Listen to all 9 minutes of Episode #12 for an overview of Podcasting for Teachers & Students.

Subscribe in iTunes
RSS Feed
Listen Now


iPods Episode #11: Artwork & Lyrics

Learning in Hand: iPodsLearning in Hand: iPods Episode #11: Artwork & Lyrics is online and is all about giving audio files cover art and accompanying text.

Artwork and lyrics are two things you can easily add to an audio file to make it more useful on iPods. While most all references you'll find to artwork and lyrics on iPods deal with music, the audio files do not have to be songs. They can be recordings from a voice recorder, ripped from a CD, podcasts, files from Audacity or GarageBand, or downloaded from the Internet. Wherever you got the audio, we'll explore adding customized artwork and accompanying text to these files.

Listen to all 11 minutes of Episode #11 for tips, how-tos, and ideas for using artwork and lyrics on click wheel and touch iPods.

Subscribe in iTunes
RSS Feed
Listen Now


iPods Episode #10: Photos Part 2

Learning in Hand: iPodsLearning in Hand: iPods Episode #10: Photos Part 2 is available and focuses on various kinds of educational image sets.

First, learn about commercial sources of image sets, like iPREPpress and Raybook. Explore many different kinds of image sets, including visual books, study aids, flash cards, matching games, math manipulatives, converters, response cards, and more. In fact, you can visit learninginhand's Gallery of Educational Image Sets and download lots of great learning tools and resources for the Photos section of an iPod.

Although teachers and students can download pre made image sets, the real value is using software like PowerPoint or Keynote to make your own image sets. Creating your own study aids really aids your study of a topic!

Listen to all 18 minutes of Episode #10 for great tips for using and making educational image sets.

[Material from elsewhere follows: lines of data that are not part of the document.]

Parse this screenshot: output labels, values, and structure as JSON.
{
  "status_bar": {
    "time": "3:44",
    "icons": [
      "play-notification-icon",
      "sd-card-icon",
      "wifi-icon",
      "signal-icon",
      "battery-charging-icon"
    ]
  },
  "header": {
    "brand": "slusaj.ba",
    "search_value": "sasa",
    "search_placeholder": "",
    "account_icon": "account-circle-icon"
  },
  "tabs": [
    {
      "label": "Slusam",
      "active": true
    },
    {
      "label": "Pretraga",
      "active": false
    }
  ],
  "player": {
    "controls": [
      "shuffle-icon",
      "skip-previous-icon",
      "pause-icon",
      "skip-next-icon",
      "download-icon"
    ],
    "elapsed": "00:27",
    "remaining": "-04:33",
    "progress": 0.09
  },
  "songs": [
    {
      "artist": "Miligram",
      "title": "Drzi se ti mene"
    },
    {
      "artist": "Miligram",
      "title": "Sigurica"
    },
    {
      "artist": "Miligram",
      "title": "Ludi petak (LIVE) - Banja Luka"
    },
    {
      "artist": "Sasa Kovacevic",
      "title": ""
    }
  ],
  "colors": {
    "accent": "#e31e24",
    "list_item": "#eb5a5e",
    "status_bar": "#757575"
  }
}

Refer to Photos Part 1 for basic information about Photos on iPods.

Subscribe in iTunes
RSS Feed
Listen Now

Image Set Examples

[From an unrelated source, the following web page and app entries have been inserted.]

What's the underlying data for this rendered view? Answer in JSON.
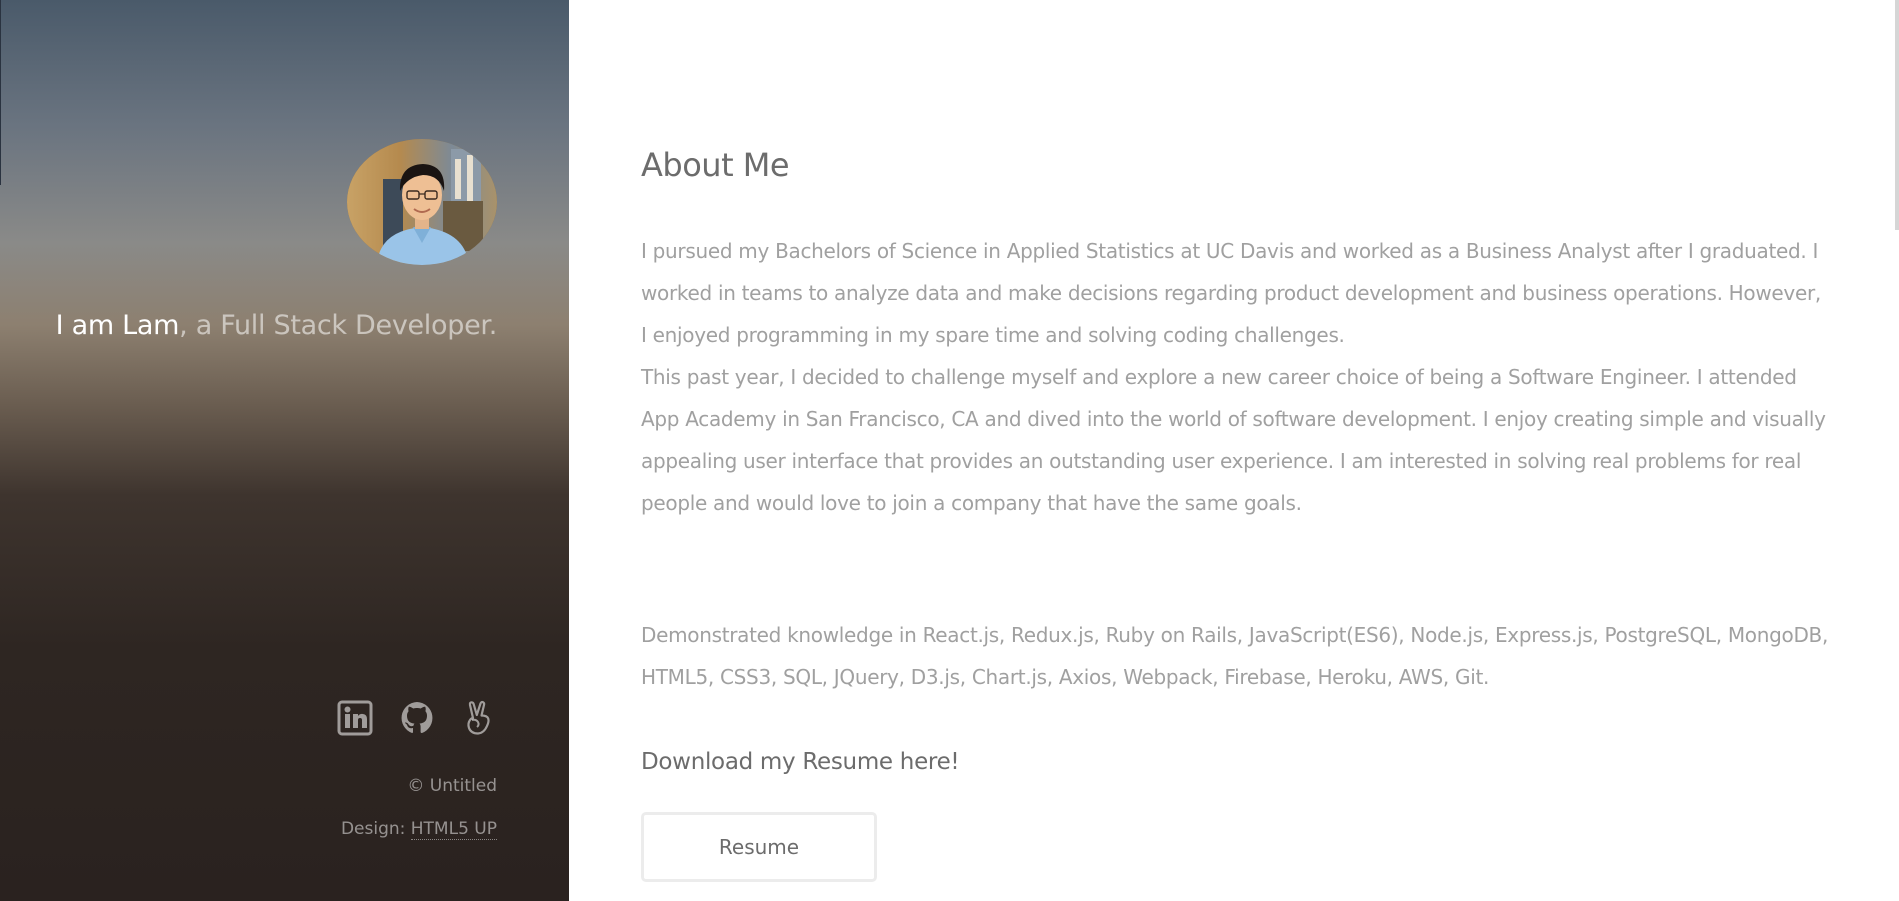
{
  "sidebar": {
    "tagline_name": "I am Lam",
    "tagline_rest": ", a Full Stack Developer.",
    "social_icons": [
      "linkedin-icon",
      "github-icon",
      "angellist-icon"
    ],
    "copyright": "© Untitled",
    "design_prefix": "Design: ",
    "design_link": "HTML5 UP"
  },
  "main": {
    "heading": "About Me",
    "paragraph_1": "I pursued my Bachelors of Science in Applied Statistics at UC Davis and worked as a Business Analyst after I graduated. I worked in teams to analyze data and make decisions regarding product development and business operations. However, I enjoyed programming in my spare time and solving coding challenges.",
    "paragraph_2": "This past year, I decided to challenge myself and explore a new career choice of being a Software Engineer. I attended App Academy in San Francisco, CA and dived into the world of software development. I enjoy creating simple and visually appealing user interface that provides an outstanding user experience. I am interested in solving real problems for real people and would love to join a company that have the same goals.",
    "paragraph_3": "Demonstrated knowledge in React.js, Redux.js, Ruby on Rails, JavaScript(ES6), Node.js, Express.js, PostgreSQL, MongoDB, HTML5, CSS3, SQL, JQuery, D3.js, Chart.js, Axios, Webpack, Firebase, Heroku, AWS, Git.",
    "download_text": "Download my Resume here!",
    "resume_button": "Resume"
  },
  "colors": {
    "heading": "#6c6c6c",
    "body_text": "#a0a0a0",
    "button_border": "#ececec"
  }
}
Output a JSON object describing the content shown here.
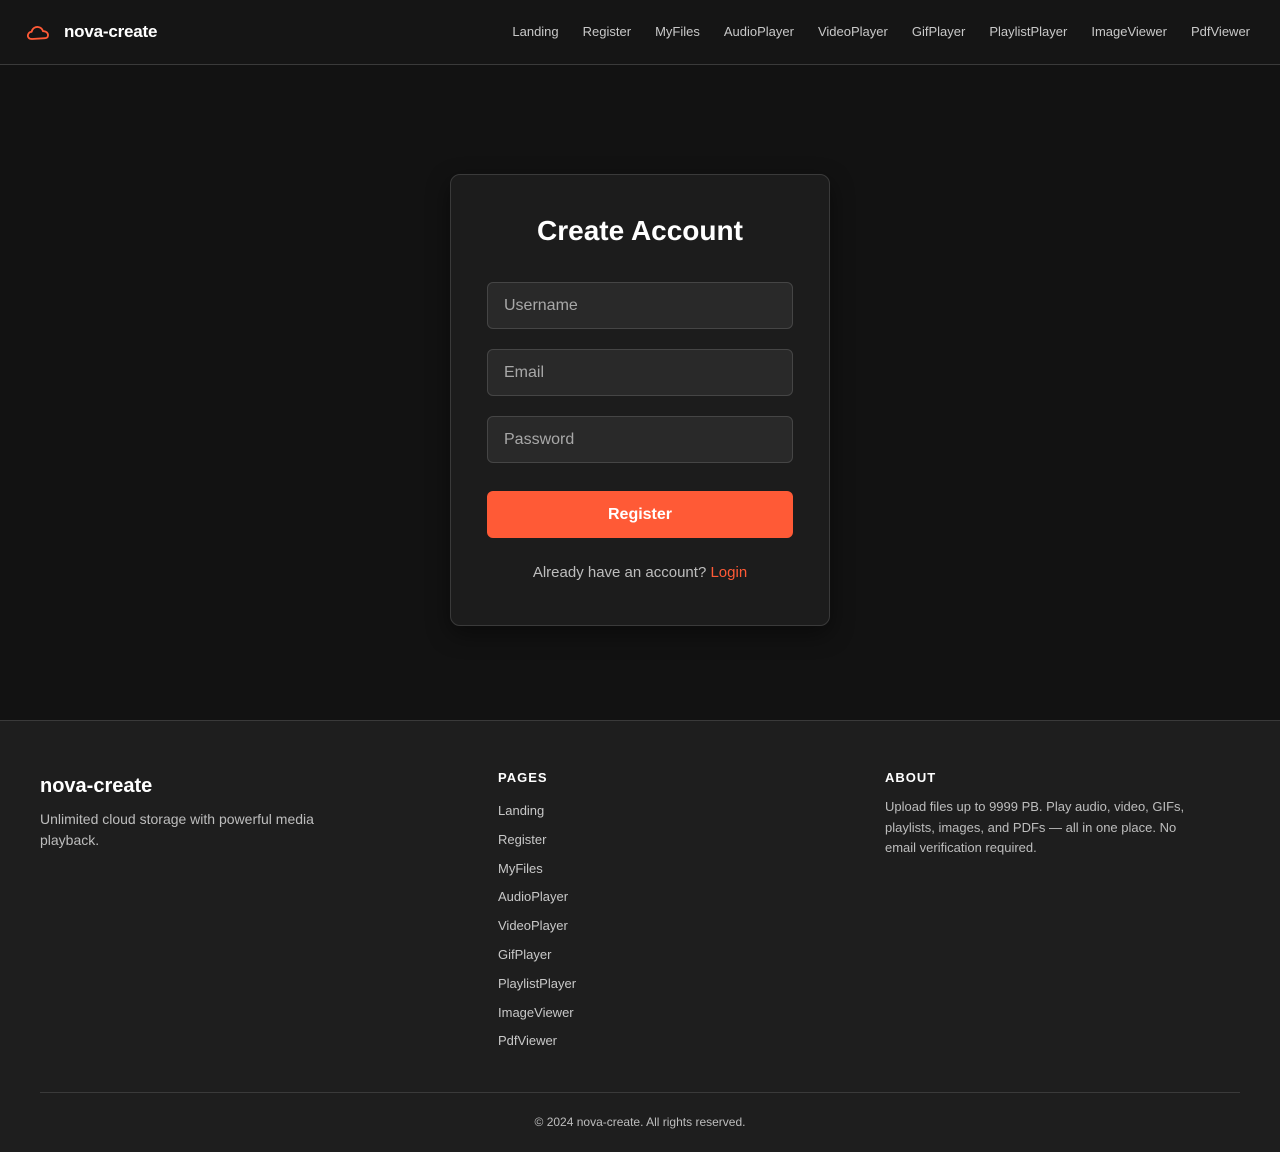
{
  "header": {
    "brand": "nova-create",
    "nav": [
      {
        "label": "Landing"
      },
      {
        "label": "Register"
      },
      {
        "label": "MyFiles"
      },
      {
        "label": "AudioPlayer"
      },
      {
        "label": "VideoPlayer"
      },
      {
        "label": "GifPlayer"
      },
      {
        "label": "PlaylistPlayer"
      },
      {
        "label": "ImageViewer"
      },
      {
        "label": "PdfViewer"
      }
    ]
  },
  "form": {
    "title": "Create Account",
    "username": {
      "value": "",
      "placeholder": "Username"
    },
    "email": {
      "value": "",
      "placeholder": "Email"
    },
    "password": {
      "value": "",
      "placeholder": "Password"
    },
    "submit_label": "Register",
    "login_prompt": "Already have an account?",
    "login_link": "Login"
  },
  "footer": {
    "brand": "nova-create",
    "tagline": "Unlimited cloud storage with powerful media playback.",
    "pages_heading": "PAGES",
    "pages": [
      {
        "label": "Landing"
      },
      {
        "label": "Register"
      },
      {
        "label": "MyFiles"
      },
      {
        "label": "AudioPlayer"
      },
      {
        "label": "VideoPlayer"
      },
      {
        "label": "GifPlayer"
      },
      {
        "label": "PlaylistPlayer"
      },
      {
        "label": "ImageViewer"
      },
      {
        "label": "PdfViewer"
      }
    ],
    "about_heading": "ABOUT",
    "about_text": "Upload files up to 9999 PB. Play audio, video, GIFs, playlists, images, and PDFs — all in one place. No email verification required.",
    "copyright": "© 2024 nova-create. All rights reserved."
  },
  "colors": {
    "accent": "#ff5a36",
    "background": "#121212",
    "card": "#1c1c1c",
    "footer": "#1e1e1e"
  },
  "icons": {
    "brand": "cloud-icon"
  }
}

iPods Episode #09: Photos Part 1

Learning in Hand: iPodsLearning in Hand: iPods Episode #9: Photos Part 1 is online and gives information about getting images and slide shows on an iPod.

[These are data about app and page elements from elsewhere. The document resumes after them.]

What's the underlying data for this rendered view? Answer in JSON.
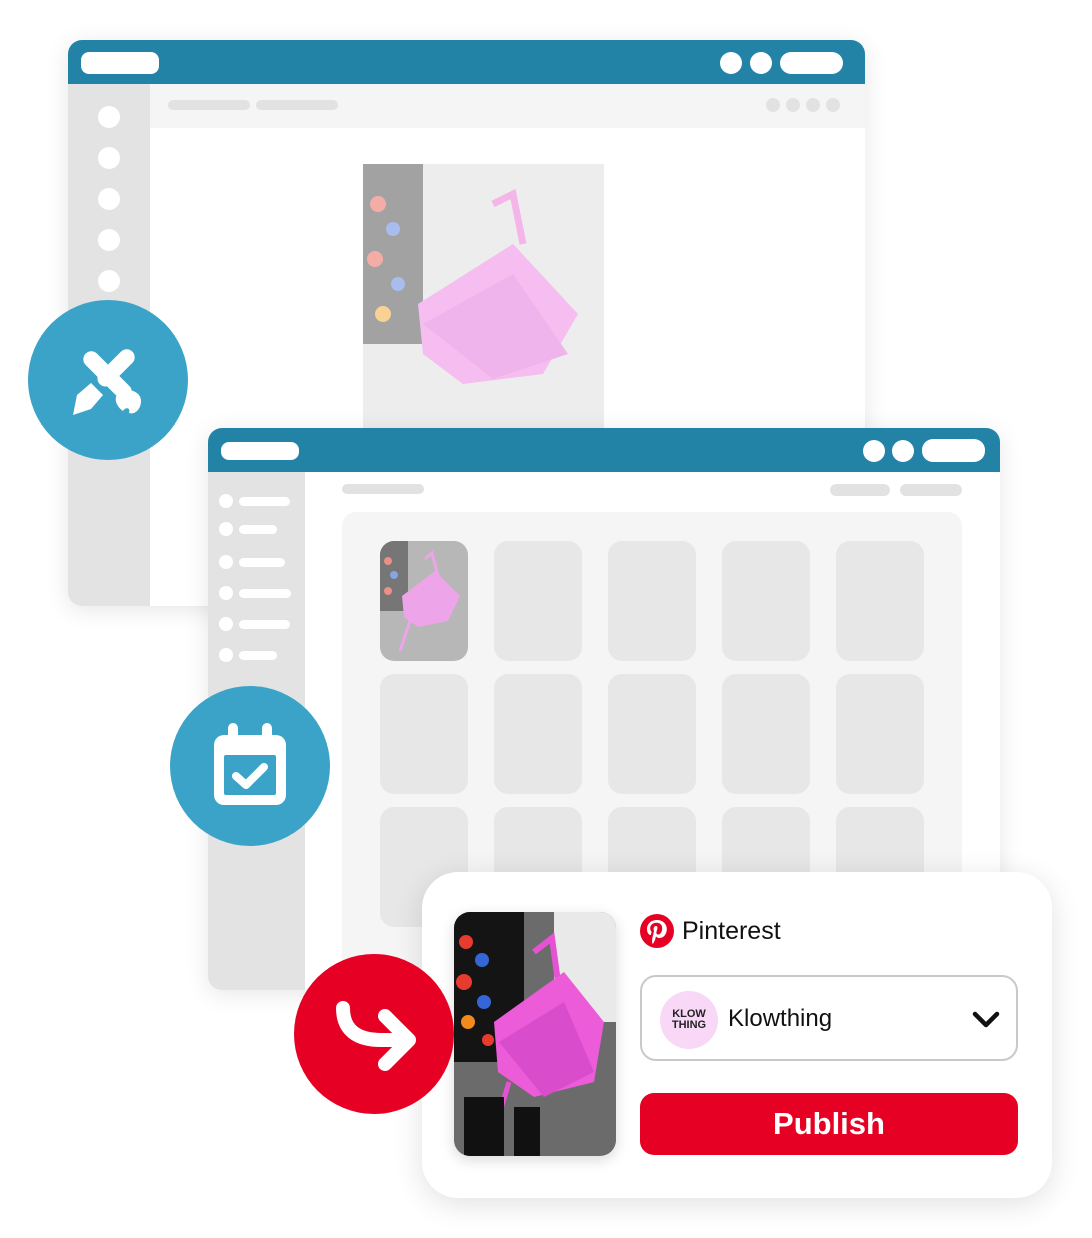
{
  "colors": {
    "titlebar": "#2383a7",
    "badge_blue": "#3ba3c8",
    "pinterest_red": "#e60023",
    "avatar_pink": "#f8d8f6",
    "placeholder_grey": "#e7e7e7"
  },
  "icons": {
    "design": "pencil-brush-icon",
    "schedule": "calendar-check-icon",
    "publish": "curved-arrow-right-icon",
    "platform": "pinterest-logo-icon",
    "dropdown": "chevron-down-icon"
  },
  "publish_card": {
    "platform_name": "Pinterest",
    "account": {
      "avatar_line1": "KLOW",
      "avatar_line2": "THING",
      "name": "Klowthing"
    },
    "publish_label": "Publish"
  }
}
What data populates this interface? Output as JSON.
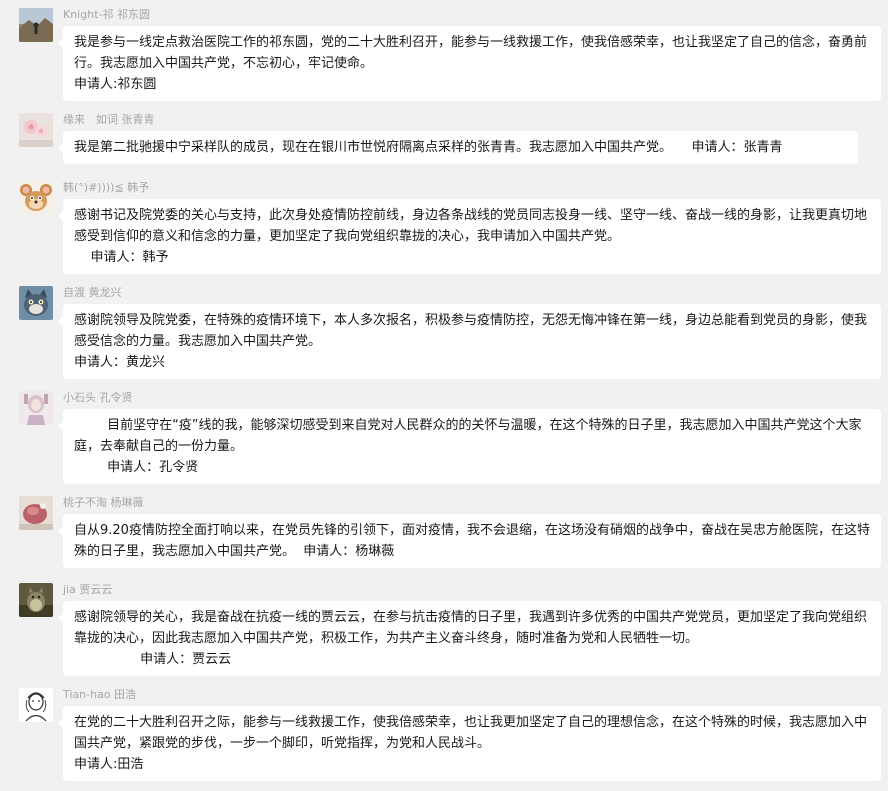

You probably know that you can sync photos to an iPod. After all, it’s an option in iPod’s Main Menu. Photos of your children, pets, and vacations are fun to show off on iPod’s screen. Episode 9 covers the basics of putting photos on an iPod and then tells you about viewing PowerPoint and Keynote slide shows on an iPod.

Listen to all 9 minutes of Episode #9 for a how-to, valuable tips, and useful information. Part 2 will feature surprising and innovative educational uses for iPod's Photos.

Subscribe in iTunes
RSS Feed
Listen Now


iPods Episode #8: Manage Manually

Learning in Hand: iPodsLearning in Hand: iPods Episode #8: Manage Manually is online and offers help with using one iPod with multiple computers.

An iPod is easy to sync with one computer. In fact, it’s really easy to sync multiple iPods to one computer. But, when you want to sync the same iPod to two or more computers, things get tricky.

You can enable "manually manage music and videos" so you can connect an iPod with more than one computer without having those computers erase the iPod’s content from the other computers. But, it also means that you'll have to hand-pick the audio and video when you want to update the iPod.

Listen to all 8 minutes of Episode #8 for a how-to, valuable tips, and useful information about manually managing iPod content. Listeners may be interested in clicking floola.com to transfer media files from their iPods.

Subscribe in iTunes
RSS Feed
Listen Now